Giving Unchained vault clients a continuous wallet history, even if they lose a key
Apr 14, 2023
Wallet history — a timeline of keyset changes
Design lead. Worked with PM to define the problem statement, scope of work, and worked with engineering to define technical constraints. This feature was shipped and is currently live in production.
First — what are vaults?
At Unchained, we would obsess over the client experience when it comes to their bitcoin vault security. Unchained vaults allow clients to safely secure their bitcoin, with no single points of failure — requiring 2 out of 3 keys to “unlock” their vault, and spend their bitcoin. Unchained always holds 1 key as a backup, in case clients have one of their keys compromised.
Source: Unchained blog
Key replacements can be risky
With all multisig wallets, if one of your keys gets lost or compromised, you need to go through a key replacement ceremony. When you replace a key, under the hood, you are creating a whole new wallet with a completely new set of addresses. This means that bitcoin in old addresses (secured using the old set of keys) need to be moved into your new wallet. Crucially, this also means that accidentally depositing funds to an old address (for example, if an address is whitelisted on an exchange) can put the funds at risk, since you might no longer have access to the replaced key.
Additionally, consistent vault statements are necessary for individuals and businesses that need to account for all the transactions that have occurred over the lifetime of a vault, regardless of how many key replacements have been performed. If you lose a debit card, you don’t have to make a whole new bank account. You simply replace the debit card and update the card number with merchants, and your bank statements and transaction history persist. Bitcoin vaults should behave the same way! Recordkeeping with multisig is a challenge when every time a key replacement occurs, your transaction and address history is lost.
Exploration and research
Birds-eye view of different explorations and iterations
First few rounds of iterations
Going through multiple rounds of iterations, I’m able to rapidly generate feedback from internal (team) and external (client) stakeholders.
For the first couple rounds of exploratory iterations, the consistent feedback I was getting from our bitcoin engineers was that 1) these stacked, multiple banners were getting too complex and 2) they weren’t mapping to the correct mental model of a history of wallets.
Generating many sub-variants of this wallet selection view allowed me to get feedback from the design team on composition and layout, and feedback from engineering on matching the mental model to the wallet code. This eventually led to the timeline view.
With the new wallet history feature, vaults now retain the transaction history, just like a bank account, even through key replacements. Clients get a consistent, continuous experience for records of transactions and vault statements, across all the old and new wallets that make up their vault.
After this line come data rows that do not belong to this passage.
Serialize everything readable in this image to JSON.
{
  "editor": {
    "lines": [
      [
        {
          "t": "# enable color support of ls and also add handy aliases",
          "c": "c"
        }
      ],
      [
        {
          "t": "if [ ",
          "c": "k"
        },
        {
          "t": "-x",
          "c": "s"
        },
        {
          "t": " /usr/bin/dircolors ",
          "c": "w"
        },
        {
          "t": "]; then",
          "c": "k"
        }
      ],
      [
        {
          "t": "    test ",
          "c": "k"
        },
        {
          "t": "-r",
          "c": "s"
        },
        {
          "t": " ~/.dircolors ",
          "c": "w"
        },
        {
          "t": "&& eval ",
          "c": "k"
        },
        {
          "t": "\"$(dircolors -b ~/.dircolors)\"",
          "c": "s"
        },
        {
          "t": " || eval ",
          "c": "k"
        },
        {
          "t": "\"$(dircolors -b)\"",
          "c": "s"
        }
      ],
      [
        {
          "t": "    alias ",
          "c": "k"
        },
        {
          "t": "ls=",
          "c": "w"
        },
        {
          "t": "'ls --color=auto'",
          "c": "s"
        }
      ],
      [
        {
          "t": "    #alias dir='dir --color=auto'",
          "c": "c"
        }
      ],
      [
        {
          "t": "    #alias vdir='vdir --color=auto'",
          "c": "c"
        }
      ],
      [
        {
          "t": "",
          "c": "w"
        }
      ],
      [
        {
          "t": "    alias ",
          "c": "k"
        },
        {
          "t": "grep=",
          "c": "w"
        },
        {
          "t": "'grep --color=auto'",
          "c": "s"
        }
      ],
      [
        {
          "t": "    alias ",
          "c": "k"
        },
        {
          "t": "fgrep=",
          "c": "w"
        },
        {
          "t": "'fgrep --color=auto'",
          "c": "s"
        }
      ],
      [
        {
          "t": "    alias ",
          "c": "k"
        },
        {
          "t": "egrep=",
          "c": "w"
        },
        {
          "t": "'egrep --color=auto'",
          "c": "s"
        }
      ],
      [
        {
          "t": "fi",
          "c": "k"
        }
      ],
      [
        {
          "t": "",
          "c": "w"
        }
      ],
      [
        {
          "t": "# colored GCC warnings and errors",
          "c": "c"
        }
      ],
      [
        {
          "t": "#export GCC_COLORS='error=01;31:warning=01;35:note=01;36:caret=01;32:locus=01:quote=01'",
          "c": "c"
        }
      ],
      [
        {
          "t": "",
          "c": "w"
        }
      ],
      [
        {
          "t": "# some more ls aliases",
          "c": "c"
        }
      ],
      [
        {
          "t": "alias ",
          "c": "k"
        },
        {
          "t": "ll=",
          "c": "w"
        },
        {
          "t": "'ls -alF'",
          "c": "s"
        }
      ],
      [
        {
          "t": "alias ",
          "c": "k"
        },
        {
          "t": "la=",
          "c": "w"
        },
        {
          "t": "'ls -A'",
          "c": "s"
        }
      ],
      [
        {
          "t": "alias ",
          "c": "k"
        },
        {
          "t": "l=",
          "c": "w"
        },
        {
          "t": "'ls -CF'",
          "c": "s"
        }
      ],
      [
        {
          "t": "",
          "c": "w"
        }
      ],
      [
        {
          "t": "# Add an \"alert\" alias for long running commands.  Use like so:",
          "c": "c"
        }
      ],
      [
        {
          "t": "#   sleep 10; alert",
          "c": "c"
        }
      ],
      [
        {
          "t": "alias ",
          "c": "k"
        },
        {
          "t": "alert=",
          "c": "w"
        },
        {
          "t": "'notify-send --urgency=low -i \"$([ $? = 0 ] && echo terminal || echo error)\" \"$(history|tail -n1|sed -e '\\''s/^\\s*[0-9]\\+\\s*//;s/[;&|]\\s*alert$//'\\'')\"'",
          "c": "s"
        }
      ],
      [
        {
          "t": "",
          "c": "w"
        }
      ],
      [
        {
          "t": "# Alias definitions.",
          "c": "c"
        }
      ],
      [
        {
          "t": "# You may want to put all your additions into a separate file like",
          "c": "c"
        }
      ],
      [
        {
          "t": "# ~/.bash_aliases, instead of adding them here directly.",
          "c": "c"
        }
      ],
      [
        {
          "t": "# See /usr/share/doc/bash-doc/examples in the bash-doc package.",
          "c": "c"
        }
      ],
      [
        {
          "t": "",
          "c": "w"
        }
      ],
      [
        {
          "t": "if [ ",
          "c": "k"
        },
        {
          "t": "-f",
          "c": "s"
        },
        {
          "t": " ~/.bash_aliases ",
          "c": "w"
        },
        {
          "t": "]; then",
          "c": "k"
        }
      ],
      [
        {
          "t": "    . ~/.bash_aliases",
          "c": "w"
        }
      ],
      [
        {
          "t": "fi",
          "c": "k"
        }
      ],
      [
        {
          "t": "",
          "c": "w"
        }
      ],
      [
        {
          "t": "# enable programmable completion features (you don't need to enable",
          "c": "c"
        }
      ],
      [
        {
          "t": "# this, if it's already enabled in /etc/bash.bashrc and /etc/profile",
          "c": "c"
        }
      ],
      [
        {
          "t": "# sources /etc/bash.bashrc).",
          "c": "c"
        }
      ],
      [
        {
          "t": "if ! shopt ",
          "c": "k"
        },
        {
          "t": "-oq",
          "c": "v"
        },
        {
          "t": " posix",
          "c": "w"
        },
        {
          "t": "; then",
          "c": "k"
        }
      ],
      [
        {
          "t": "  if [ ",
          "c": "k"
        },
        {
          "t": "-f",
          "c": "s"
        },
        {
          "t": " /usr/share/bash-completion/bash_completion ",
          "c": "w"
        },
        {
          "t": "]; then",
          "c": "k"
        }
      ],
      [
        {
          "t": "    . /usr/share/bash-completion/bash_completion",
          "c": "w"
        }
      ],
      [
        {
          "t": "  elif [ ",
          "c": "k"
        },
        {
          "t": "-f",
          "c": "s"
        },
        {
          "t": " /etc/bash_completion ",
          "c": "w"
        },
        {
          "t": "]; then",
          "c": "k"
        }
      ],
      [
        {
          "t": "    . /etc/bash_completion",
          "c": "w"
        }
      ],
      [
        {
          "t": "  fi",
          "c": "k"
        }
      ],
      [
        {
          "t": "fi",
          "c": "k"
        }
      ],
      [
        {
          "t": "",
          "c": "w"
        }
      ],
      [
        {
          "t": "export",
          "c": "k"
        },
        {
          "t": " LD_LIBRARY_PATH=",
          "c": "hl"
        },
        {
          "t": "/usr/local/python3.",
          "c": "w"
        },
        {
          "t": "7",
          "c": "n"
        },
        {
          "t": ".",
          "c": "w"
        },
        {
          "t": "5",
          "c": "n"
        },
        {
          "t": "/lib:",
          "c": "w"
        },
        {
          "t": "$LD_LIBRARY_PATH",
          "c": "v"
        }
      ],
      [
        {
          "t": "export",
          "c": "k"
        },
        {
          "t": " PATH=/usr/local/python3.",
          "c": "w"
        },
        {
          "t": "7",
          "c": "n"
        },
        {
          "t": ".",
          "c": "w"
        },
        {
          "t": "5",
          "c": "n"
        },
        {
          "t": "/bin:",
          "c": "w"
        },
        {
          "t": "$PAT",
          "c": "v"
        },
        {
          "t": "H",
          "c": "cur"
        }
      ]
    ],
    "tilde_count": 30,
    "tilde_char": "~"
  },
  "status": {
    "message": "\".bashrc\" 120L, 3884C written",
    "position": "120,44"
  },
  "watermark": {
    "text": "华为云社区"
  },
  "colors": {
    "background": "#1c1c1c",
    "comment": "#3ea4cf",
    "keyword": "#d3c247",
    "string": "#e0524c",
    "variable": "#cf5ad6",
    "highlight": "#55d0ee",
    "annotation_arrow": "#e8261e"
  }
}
Clients also get notifications that alert them to any bitcoin sent to an old address, secured by a potentially compromised key. Like any good partner, Unchained helps guide them through recovering those funds to a new wallet that they control, and help cosign the transfer if necessary.
Warning banner if an old wallet has received money
Additionally, I chose to truncate and disable addresses that are discouraged from depositing to:
Truncated addresses, that discourage depositing.
Bitcoin is a multi-generational asset. Over a lifetime, accidents happen, and clients are inevitably going to need to replace keys that secure their vault. With the launch of the Wallet history feature, otherwise nerve-wracking tasks like performing a key replacement, or recovering funds from an old address, become routine instead of a hectic scramble.
Design spec ready for dev handoff!